I’ve just got back from a great weekend in Cordoba visiting friends and attending the Image Conference. This event, organised this year by IH Cordoba, comprised a full day of talks – 8 in total, including the opening and closing plenaries – interspersed with coffee breaks and a delicious lunch. There was a great range of talks to choose from, dealing with different aspects of images in ELT. I decided to up my conference game by making more comprehensive notes on what I heard, along with any questions I had. Below is a summary, not of what each speaker said, but of the main thoughts and questions that occurred to me with regards to using images in ELT, along with answers that were presented by speakers – as I understood it. Any opinions expressed are my own; discussion welcomed!
How can images aid language learning? (Or, what have images got to do with me?)
For me, as a first-time attendee of the Image Conference, this was the most important question. Pictures and films are fun to look at, watch and create, but how do they help us achieve our aims?
Images (both still and moving) can be used to perform a variety of roles in the classroom. Ceri Jones had us make up our own list during her talk Into, Through and Beyond; mine included the following:
- stimulate interest
- activate schemata
- provoke a response
- provide context
- provide a comfort blanket
- provide opportunities for personalising, comparing, describing, empathising (encompassing intercultural competence, as Carmen Herrero focused on in her session), and critical thinking.
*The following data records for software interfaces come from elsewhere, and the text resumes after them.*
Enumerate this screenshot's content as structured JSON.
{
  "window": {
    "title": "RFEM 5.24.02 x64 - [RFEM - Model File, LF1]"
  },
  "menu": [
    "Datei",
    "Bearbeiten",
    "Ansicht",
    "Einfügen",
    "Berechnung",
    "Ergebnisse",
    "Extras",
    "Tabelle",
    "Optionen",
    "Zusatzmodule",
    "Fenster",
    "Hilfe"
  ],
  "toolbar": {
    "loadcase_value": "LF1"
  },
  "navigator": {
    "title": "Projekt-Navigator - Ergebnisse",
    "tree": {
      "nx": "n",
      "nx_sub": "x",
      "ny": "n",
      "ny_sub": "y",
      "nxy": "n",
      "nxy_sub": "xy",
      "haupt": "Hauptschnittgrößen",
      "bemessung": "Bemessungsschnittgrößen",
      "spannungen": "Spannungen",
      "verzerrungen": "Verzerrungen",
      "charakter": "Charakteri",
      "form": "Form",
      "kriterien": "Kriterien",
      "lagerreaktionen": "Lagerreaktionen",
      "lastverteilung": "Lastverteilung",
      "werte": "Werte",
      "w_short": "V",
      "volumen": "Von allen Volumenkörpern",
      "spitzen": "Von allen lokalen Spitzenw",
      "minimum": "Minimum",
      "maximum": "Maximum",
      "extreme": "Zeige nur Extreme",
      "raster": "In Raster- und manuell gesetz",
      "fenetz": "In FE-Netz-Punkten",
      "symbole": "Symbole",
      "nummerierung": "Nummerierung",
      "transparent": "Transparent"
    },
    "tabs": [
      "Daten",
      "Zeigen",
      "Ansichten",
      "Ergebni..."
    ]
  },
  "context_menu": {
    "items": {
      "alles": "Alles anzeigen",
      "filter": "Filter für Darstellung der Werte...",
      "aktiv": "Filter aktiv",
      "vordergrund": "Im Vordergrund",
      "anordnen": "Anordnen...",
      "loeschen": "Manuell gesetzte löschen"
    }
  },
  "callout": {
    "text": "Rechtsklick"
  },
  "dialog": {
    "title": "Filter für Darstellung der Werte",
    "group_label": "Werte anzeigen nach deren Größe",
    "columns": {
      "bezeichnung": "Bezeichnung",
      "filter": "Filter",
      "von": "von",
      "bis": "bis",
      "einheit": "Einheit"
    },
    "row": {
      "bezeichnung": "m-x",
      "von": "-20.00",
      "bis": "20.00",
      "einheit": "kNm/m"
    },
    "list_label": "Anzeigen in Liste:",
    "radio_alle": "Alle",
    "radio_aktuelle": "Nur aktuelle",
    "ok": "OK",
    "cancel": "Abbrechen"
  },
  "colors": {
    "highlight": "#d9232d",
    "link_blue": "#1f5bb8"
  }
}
Images facilitate deeper learning, according to Paul Dummett: images are memorable and tell stories, stories demand emotional engagement, emotional engagement is the key to deeper leaning.
Developing narrative intelligence aids language learning in a whole host of ways, including integrating what is new with what is already known and exercising the brain’s ability to focus on the big picture and detail at the same time (Does that have anything to do with interactive processing? Is that even an actual thing? It brings to mind my favourite non-fiction book, The Master And His Emissary: I think it’s time to read it again. If you’re at all interested in the brain, or philosophy or literature or history or Western civilisation, you should read this book!), and again, understanding different perspectives. Paul pointed out that the image may be in the mind – for example, when reading or listening.
Apparently, it’s not just learners who benefit from developing their narrative intelligence: according to a study by Reza Pishghadam, “narrative intelligence plays a significant role in EFL teachers’ effectiveness”.
The brain creates images to make sense of the world, Daniel Barber told us in his engaging talk, which was given with imaginary slides instead of a powerpoint, thereby proving his point. We even say “I see” to show we understand.
On being heckled after mentioning “visual learners” (rightfully so, in my opinion), Daniel pointed out that we are all visual learners – aural activities like listening to stories, cause us to ‘see’ what we hear in our mind’s eye, and kinaesthetic activities such as guessing the letter your partner traces on your back are accomplished by picturing the shape of the letter. Yet more reason to forget all about learning styles forever (Cambridge DELTA examiners?).
Daniel makes no claim to being a neuroscientist, (and neither do I), but the point is – if we can learn new language better by conjuring images in our minds and connecting them to new words or phrases, we should all be taking advantage of it. Here’s a question, then: Is there more learning potential in using images created by the brain than photos or film? Do we know this about the brain yet? I wonder if there’s a danger in relying too much on the passive watching/presenting of images.
What is visual literacy and why do we need to promote it?
I’ll admit I’m still unsure what visual literacy is – is it making films or being able to critique them? The latter seems to me to be a skill akin to literary criticism, if not the same. We don’t generally teach literary criticism as part of General English courses; should we start?
Making a film is a great project, providing you and your students have the time, space and technology to do it. How is film-making different from any another project where students collaborate to create something? In his session, Jamie Keddie answered this question by showing us three short videos made by a group of young people: each clip was progressively more complex than the previous one, showing that their narrative intelligence developed each time. Added to that, if students are making something their peers and teacher will see, it motivates them to do their best.
If you can answer any of my questions, please do! I’d be delighted. Thank you to everyone who was involved in organising the event and all the speakers – it was inspiring and thought-provoking, and I hope I have the opportunity to attend again.